Last spring, when Mike Napoli traded in his catcher's equipment to become a full-time first baseman, he had the perfect teacher in Butterfield.
"I remember one of the first conversations I had with him," said Napoli. "I told him, 'I want you to teach me the position. I know I'm a big leaguer, but I'll want to go from square one.' That's basically what we did."
And Napoli took to the instruction immediately.
"Everything he says, I'm always in tune and I'm always listening. He also teaches the practice quick and fast, always," Napoli said. "It's not just going out and taking ground balls. It's being able to practice hard and doing things at game speed. You should be tired when you take ground balls.
"He just has something about him. You want to listen to him, and he makes you feel good. He always sees every little thing. He's a good communicator. For me, I can't wait to work with him. I always want him hitting me ground balls. It's not anything against anybody else, it's just I know he's watching and he's watching every little thing.
"We have a relationship to where I want him to tell me any little thing, even be picky or nitpick me. It's just a confidence thing, too. He makes you feel confident. You put the work in, you should get better."

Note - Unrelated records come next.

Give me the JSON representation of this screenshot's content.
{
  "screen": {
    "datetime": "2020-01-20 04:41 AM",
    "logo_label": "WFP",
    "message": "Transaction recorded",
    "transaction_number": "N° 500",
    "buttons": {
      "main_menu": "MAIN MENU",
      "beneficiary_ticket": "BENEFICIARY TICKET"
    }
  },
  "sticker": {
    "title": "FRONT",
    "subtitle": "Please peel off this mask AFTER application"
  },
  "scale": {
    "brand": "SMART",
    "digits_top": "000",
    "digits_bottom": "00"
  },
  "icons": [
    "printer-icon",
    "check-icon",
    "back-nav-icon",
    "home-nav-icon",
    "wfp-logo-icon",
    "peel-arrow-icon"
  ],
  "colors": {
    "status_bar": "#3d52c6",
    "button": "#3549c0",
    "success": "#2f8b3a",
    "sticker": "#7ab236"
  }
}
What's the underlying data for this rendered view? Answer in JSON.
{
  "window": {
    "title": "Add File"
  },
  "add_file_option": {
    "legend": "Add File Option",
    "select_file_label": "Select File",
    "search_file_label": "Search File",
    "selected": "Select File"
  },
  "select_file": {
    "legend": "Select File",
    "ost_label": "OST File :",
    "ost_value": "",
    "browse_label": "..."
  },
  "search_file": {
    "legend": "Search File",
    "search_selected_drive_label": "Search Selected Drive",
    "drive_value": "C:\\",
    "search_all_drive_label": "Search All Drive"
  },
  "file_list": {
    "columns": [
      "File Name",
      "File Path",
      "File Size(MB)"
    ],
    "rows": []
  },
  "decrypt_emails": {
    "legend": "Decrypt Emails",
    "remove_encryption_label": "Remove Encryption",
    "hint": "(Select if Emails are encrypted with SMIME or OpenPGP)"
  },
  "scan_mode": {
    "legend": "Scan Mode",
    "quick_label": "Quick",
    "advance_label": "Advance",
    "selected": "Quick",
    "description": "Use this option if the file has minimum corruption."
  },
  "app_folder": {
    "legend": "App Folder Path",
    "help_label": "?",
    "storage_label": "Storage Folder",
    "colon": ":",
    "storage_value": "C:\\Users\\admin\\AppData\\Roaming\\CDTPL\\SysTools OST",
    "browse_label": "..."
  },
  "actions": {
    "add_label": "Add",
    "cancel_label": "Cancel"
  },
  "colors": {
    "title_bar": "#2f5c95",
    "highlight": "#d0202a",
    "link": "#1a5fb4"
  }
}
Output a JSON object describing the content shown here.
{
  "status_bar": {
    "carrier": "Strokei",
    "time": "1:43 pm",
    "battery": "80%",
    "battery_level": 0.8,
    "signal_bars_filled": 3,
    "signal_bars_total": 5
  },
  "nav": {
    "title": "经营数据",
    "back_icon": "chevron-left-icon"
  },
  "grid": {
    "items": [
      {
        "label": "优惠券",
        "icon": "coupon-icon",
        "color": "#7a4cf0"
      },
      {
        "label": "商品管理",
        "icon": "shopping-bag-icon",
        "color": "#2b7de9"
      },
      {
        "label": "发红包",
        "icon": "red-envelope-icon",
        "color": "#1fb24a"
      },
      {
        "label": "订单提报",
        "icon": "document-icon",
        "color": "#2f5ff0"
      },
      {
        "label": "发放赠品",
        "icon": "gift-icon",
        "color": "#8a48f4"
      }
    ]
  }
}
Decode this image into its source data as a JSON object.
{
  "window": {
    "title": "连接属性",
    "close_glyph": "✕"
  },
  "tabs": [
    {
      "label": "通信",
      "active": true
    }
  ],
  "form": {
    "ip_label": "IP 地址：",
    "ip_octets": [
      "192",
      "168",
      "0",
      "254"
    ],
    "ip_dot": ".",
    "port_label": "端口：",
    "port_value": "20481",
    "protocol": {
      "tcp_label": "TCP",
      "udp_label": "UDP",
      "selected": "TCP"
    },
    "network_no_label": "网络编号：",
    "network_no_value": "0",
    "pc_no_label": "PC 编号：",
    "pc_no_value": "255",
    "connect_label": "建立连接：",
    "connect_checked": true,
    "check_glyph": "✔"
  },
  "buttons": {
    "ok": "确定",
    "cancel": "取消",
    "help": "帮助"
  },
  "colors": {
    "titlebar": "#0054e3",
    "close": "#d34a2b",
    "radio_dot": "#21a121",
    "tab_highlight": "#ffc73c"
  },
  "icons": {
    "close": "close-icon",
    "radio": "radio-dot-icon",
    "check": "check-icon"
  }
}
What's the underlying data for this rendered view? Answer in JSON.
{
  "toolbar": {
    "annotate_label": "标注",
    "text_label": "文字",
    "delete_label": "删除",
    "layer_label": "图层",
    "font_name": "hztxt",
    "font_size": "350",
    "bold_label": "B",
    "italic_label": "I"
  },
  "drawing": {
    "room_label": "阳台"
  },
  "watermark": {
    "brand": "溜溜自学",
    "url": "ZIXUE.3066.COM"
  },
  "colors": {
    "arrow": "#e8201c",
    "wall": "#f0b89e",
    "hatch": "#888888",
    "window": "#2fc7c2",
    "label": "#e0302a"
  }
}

Butterfield clearly has a gift when veteran players who have played in All-Star Games and been stars in the World Series look forward to the fundamentals of the day.
"It's a lot of fun," Napoli said. "I want to come to the field to see what's going to happen that day and see what I'm going to learn and get better at."
Somehow, this life-long New Englander didn't land with the Red Sox until 2013.
Butterfield's late father, Jack, coached at the University of Maine and then went on to the role as vice president of player development and scouting for the Yankees.
Brian Butterfield played in 397 Minor League games with the Yankees and Padres (1979-83) before starting his career in coaching, which included time with the Yankees, D-backs and Blue Jays.
Now manager of the Red Sox, John Farrell was the pitching coach for the Red Sox when he first took note of Butterfield's coaching mastery.
"When I was here in Boston as the pitching coach, I would watch his early work and watch how he coached third base," Farrell said. "To me, he was one of the top third-base coaches as to how he went about dealing with the infield to the decisions he made at third base."
Once Farrell became the manager in Toronto, he was all too happy to retain Butterfield on his staff.
"Then I got to see him every day, and the passion and the energy he brings," Farrell said. "The technical expertise that he has with infielders is by far the best I've ever seen. We're fortunate that he decided to come here to Boston. You can't say enough about his insights, his experiences, his knowledge of the game. He takes no short cuts. His work ethic and time devoted to his preparation is unmatched. I have no qualms in saying that. He's the hardest working coach I've ever been around."
Lovullo also worked with Farrell and Butterfield on Toronto's staff from 2011-12.
"His passion for his position and passion for teaching is as great as any coach I've ever played for or coached with," said Lovullo. "It's real and relentless. It's infectious. He sets a great tone for what his players need to go through each and every day. He's the elder statesman. ... Probably one of the highest tenured coaches in the Major Leagues right now. When he speaks, you listen. When he has something to say, you interpret it and understand that he's trying to say something that's really, really important. There's nobody better as far as I'm concerned."
And there's probably nobody who wears a Red Sox uniform that would disagree with that assertion.